*MATERIAL SUPPLIED*.
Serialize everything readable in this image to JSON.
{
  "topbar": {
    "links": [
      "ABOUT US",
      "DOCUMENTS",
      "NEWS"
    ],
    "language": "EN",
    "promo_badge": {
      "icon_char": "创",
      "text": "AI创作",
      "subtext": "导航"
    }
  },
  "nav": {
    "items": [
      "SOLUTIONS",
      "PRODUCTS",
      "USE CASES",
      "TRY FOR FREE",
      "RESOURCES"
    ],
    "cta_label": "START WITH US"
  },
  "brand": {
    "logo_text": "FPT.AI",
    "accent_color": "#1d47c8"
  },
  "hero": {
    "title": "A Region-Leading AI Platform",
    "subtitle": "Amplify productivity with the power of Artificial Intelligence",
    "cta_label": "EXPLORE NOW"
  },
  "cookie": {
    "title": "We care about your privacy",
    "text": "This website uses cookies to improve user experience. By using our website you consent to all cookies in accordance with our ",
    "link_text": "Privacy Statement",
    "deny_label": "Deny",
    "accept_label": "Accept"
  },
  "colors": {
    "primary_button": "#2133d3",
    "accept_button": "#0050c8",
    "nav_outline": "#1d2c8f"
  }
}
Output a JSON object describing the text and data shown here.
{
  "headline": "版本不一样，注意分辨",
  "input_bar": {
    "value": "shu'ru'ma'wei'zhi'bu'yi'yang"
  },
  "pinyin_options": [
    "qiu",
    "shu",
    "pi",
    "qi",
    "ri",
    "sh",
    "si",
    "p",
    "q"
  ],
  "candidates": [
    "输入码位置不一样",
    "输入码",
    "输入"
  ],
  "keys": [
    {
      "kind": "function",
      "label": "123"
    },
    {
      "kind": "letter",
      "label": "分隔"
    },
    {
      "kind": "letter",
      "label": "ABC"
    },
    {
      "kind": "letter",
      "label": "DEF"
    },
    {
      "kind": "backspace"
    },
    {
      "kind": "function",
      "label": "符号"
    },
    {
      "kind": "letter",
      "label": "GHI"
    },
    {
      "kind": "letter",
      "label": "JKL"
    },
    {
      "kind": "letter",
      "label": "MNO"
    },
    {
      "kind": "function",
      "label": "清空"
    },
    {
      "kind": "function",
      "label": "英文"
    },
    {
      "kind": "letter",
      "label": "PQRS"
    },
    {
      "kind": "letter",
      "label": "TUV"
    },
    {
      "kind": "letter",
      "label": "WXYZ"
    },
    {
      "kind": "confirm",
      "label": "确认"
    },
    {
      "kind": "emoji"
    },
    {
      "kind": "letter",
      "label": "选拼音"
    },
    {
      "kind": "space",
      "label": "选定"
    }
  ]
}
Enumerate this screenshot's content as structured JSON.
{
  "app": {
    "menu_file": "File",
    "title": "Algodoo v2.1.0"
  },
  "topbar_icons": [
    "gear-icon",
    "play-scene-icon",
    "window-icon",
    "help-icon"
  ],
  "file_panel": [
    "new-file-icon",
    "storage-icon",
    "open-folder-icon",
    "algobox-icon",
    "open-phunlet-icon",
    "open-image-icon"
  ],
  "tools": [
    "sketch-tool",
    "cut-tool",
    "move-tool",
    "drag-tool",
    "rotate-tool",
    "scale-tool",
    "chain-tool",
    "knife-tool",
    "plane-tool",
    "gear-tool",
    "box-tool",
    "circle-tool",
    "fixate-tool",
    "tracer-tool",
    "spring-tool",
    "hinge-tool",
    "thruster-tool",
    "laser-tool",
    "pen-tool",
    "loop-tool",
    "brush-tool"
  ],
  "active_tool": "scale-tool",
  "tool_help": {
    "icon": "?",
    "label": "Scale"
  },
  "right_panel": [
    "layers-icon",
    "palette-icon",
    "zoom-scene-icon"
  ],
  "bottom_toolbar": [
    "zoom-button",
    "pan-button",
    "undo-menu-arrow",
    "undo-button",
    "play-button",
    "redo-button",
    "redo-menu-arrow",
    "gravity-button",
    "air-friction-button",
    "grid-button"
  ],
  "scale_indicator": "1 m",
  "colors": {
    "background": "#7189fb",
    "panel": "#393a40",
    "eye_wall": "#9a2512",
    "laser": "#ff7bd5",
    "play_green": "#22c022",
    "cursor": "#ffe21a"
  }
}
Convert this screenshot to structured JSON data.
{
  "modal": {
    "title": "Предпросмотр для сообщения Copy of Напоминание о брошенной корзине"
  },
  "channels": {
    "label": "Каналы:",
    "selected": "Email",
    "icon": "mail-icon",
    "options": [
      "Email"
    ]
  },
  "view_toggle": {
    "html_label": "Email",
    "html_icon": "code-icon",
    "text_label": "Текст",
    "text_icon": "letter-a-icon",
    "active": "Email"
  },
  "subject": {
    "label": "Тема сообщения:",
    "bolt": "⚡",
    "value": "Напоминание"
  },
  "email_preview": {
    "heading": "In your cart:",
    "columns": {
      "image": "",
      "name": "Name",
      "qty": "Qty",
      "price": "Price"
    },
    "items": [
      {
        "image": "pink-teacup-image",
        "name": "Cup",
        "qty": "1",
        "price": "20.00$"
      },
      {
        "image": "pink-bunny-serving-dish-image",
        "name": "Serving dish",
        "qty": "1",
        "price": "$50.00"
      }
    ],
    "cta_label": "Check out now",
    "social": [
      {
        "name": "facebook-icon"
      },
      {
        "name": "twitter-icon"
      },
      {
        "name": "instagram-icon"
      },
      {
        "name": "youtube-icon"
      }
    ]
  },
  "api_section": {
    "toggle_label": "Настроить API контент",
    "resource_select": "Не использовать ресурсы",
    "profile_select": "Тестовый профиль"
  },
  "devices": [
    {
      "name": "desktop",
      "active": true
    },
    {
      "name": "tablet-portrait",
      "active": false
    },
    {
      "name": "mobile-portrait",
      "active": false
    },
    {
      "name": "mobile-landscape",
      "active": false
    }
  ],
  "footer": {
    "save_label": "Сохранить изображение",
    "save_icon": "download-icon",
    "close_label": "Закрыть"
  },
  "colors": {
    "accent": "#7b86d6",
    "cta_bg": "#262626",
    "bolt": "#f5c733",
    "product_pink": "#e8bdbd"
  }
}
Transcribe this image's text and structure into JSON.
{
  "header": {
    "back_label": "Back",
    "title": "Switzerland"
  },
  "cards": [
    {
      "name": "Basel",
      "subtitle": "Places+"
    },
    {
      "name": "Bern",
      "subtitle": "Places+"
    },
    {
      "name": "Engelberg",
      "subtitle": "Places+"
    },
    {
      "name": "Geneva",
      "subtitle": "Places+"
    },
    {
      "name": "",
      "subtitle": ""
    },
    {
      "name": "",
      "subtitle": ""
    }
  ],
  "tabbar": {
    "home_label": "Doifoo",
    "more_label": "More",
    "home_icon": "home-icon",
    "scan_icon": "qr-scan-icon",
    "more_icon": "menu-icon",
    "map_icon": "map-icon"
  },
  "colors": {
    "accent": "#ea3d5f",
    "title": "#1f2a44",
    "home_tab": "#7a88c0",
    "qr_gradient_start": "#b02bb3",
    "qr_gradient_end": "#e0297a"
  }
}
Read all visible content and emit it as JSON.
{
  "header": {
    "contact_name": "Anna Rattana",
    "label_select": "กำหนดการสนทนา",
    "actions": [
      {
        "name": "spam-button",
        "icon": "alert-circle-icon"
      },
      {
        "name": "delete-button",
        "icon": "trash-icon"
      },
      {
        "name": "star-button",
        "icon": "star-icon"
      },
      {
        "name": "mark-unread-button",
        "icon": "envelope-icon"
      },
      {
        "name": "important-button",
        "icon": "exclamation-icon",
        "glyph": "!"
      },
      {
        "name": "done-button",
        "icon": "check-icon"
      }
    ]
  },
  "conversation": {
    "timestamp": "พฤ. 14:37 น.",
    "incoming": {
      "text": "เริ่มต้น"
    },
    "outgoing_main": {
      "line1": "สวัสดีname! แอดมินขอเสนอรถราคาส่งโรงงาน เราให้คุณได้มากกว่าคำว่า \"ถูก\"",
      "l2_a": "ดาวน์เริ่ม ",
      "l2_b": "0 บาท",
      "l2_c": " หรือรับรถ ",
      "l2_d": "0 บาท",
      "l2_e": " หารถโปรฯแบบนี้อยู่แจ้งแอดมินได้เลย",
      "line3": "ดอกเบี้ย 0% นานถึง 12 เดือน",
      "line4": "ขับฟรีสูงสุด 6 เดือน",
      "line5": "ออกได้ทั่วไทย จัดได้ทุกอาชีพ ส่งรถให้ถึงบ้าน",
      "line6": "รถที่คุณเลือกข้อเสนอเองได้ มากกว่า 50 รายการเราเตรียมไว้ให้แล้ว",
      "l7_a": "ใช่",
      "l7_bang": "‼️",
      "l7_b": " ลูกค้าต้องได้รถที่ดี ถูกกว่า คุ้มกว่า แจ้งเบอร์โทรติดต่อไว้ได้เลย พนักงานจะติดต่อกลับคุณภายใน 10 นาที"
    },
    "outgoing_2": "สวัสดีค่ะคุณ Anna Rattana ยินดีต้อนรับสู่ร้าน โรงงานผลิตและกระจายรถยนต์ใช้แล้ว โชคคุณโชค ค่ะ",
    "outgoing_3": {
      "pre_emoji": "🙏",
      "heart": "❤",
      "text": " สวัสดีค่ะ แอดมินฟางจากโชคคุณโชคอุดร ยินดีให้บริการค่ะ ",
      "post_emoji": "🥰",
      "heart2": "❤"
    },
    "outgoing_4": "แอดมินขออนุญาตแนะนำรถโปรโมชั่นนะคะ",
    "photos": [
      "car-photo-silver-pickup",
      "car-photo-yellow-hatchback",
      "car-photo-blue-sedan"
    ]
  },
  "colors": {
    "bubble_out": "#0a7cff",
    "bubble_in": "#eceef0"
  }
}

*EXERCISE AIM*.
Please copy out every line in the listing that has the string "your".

*EXERCISE ANSWER*.
    "title": "We care about your privacy",
    "heading": "In your cart:",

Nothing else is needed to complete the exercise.